MI-CLiMB Benchmark Clarification

While benchmark IV.2.m.4 is concerned with a wide range of energy transformations, in this unit students focus only on those transformations that involve electricity. Energy is needed to cause changes. We have a variety of names for the different forms of energy that we use, for example:   sound, light, mechanical, electrical, magnetic, heat, chemical, and food energy. In many everyday situations, we transform energy from one form to another. For example, we often transform electrical energy into other forms of energy. A fan transforms electrical energy into the mechanical energy of its moving blades. A light bulb transforms electrical energy into heat and light. In all of these situations, the total amount of energy before the transformation is the same as the total amount of energy after the transformation.

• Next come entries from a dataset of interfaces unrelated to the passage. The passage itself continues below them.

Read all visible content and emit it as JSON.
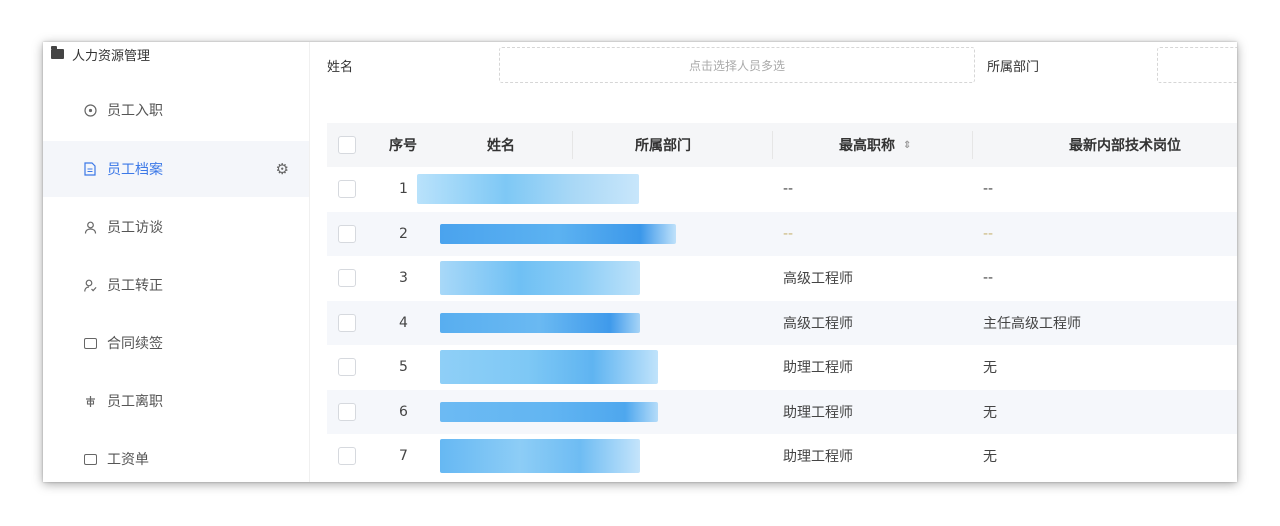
{
  "sidebar": {
    "header": "人力资源管理",
    "items": [
      {
        "label": "员工入职",
        "icon": "clock-icon"
      },
      {
        "label": "员工档案",
        "icon": "document-icon",
        "active": true
      },
      {
        "label": "员工访谈",
        "icon": "user-icon"
      },
      {
        "label": "员工转正",
        "icon": "user-check-icon"
      },
      {
        "label": "合同续签",
        "icon": "contract-icon"
      },
      {
        "label": "员工离职",
        "icon": "exit-icon"
      },
      {
        "label": "工资单",
        "icon": "payslip-icon"
      }
    ]
  },
  "filters": {
    "name_label": "姓名",
    "name_placeholder": "点击选择人员多选",
    "dept_label": "所属部门",
    "dept_placeholder": ""
  },
  "table": {
    "headers": {
      "index": "序号",
      "name": "姓名",
      "dept": "所属部门",
      "title": "最高职称",
      "position": "最新内部技术岗位"
    },
    "rows": [
      {
        "index": "1",
        "title": "--",
        "position": "--"
      },
      {
        "index": "2",
        "title": "--",
        "position": "--"
      },
      {
        "index": "3",
        "title": "高级工程师",
        "position": "--"
      },
      {
        "index": "4",
        "title": "高级工程师",
        "position": "主任高级工程师"
      },
      {
        "index": "5",
        "title": "助理工程师",
        "position": "无"
      },
      {
        "index": "6",
        "title": "助理工程师",
        "position": "无"
      },
      {
        "index": "7",
        "title": "助理工程师",
        "position": "无"
      }
    ]
  },
  "colors": {
    "accent": "#3b78e7",
    "redaction": "#7ec8f5"
  }
}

Therefore, we say that the total amount of energy remains constant in all transformations.

T:   None.

R:   Motors, generators, power plants, light bulbs, appliances, cars, radios, televisions, walking, playing a musical instrument, cooking food, batteries, body heat, photosynthesis.

While benchmark IV.2.m.4 is concerned with a wide range of energy transformations, in this unit students focus only on those transformations that involve electricity. In this context, it is important to help students learn to distinguish between the electric "current" that flows through an electrical circuit and the electrical "energy" that gets transformed by an electrical device (e.g., a light bulb or a doorbell) into other forms of energy.



*   You can download your own copy of the Michigan Curriculum Framework (2000) science benchmarks -- either as a MS-Word or a PDF file -- at:



^   A number of "tools" with which children should become familiar as part of their science education and general life experiences are listed in our 2-5 science pacing guides. Several of these are italicized, which indicates that they are also designated within the Michigan Curriculum Framework (2000) science benchmarks as "tools" that it is essential that all students have opportunities to use. Reference to such "tools" and their use therefore can also be expected to be included in some MEAP questions.



Last updated:   3/3/2002 by RTSmith